Is that all that God deisres from us? One hour, one day a week? I believe God wants, and deserves, more than that. He invites us into a relatoinship with him. He calls us to follow him seven days a week, not just one. That should, then, impact how we live.
What does that look like, practically speaking? I have experienced some push back when I talk to people about discipleship. Their concern is that they are not equipped or prepared for the kind of commitment that would require. After all, look at the kinds of things the twelve disciples did in the Gospels. They followed Jesus everywhere, and were eventually sent off to teach, preach, and heal people on their own. No wonder people feel inadequate when they compare themselves to them!
When I talk about everyday discipleship, I am not saying that you need to quit your job, give away your entire savings account, or anything extreme like that. Everyday discipleship is about allowing your faith to infiltrate everything you do. It does not mean you abandon you friends or family. Instead, it changes how you relate to them. You don’t abandon your other responsibliites. Your faith transforms how you appoach them. You should think, live and act diffderently as a result of your commitment to Christ.
Let’s think about it another way. Do the people you interact with on a regular basis know you are a Christian? Would they be able to discern your commitment to Christ based on how you treat other people or respond to different situations? If the anser is yes, then your faith is having a positive impact on the entirity of your life. If not? Then it’s likely you are reducing your relationship with Christ to a “Sunday Morning Only” commitment.
This level of discipleship may seem impossible for us to attain. In a sense, it is. You and I won’t become everyday disciples on our own. God works in and through us to bring about that change. Philippians 2:12-13 encourages us to “work out your own salvation with fear and trembling, for it is God who works in you, both to will and to work for his good pleasure.” If we just read the first part of the passage, it seems as if we must do all the work ourselves. If I want to be a better disciple, if I want to live for Christ everyday, then I must try harder. I must do more to earn my standing as a disciple.

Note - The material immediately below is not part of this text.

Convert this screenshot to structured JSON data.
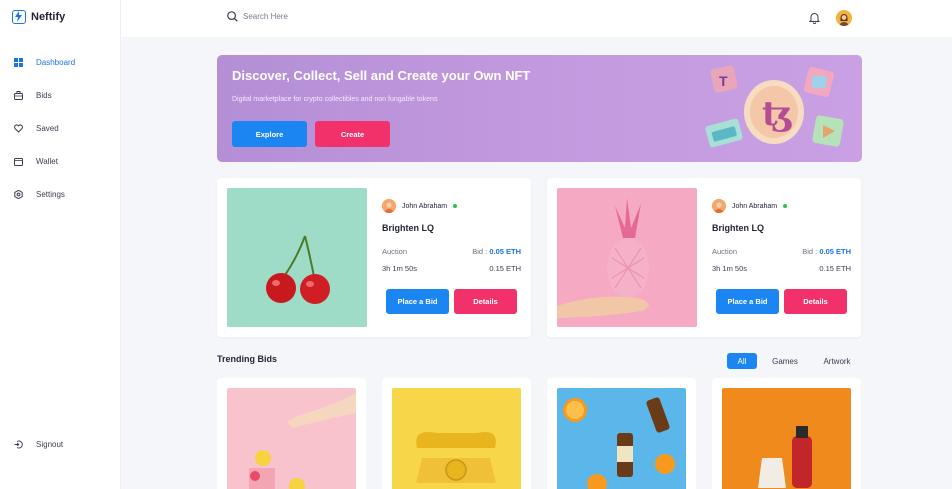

But that’s not the whole picture. Any work we put it, anything we do is always a repsosne to God’s work in our lives. He is the one, Paul writes in Philippians, who works in us, so that we may work and act according to his will. In other words, we can’t do it on our own. We need God to enable us to live for him.
One of the ways we depend on God is through prayer. He invites us into a relationship with him, yet it is far too easy for us to ingore that invitation. Prayer is an afterthought, or a last resort. Instead, we need to think of prayer as a lifeline. It is what enables us to remain faithful to Jesus and live for him everyday. Hebrews 4:16 says, “Let us then with confidence draw near to the throne of grace, that we may receive mercy and find grace to help in time of need.” We can approach God with confidence because of what Christ has done for us. So ask God to help you live for him. Ask him to enable you to be a disciple everyday, not just on Sunday mornings or when it’s convenient. Prayer is our response to God’s word and grace. It demonstrates our dependence on him. Prayer, therefore, is a necessary part of everyday discipleship. Learn to lean on him, and you will find grace and mercy, just as he promised.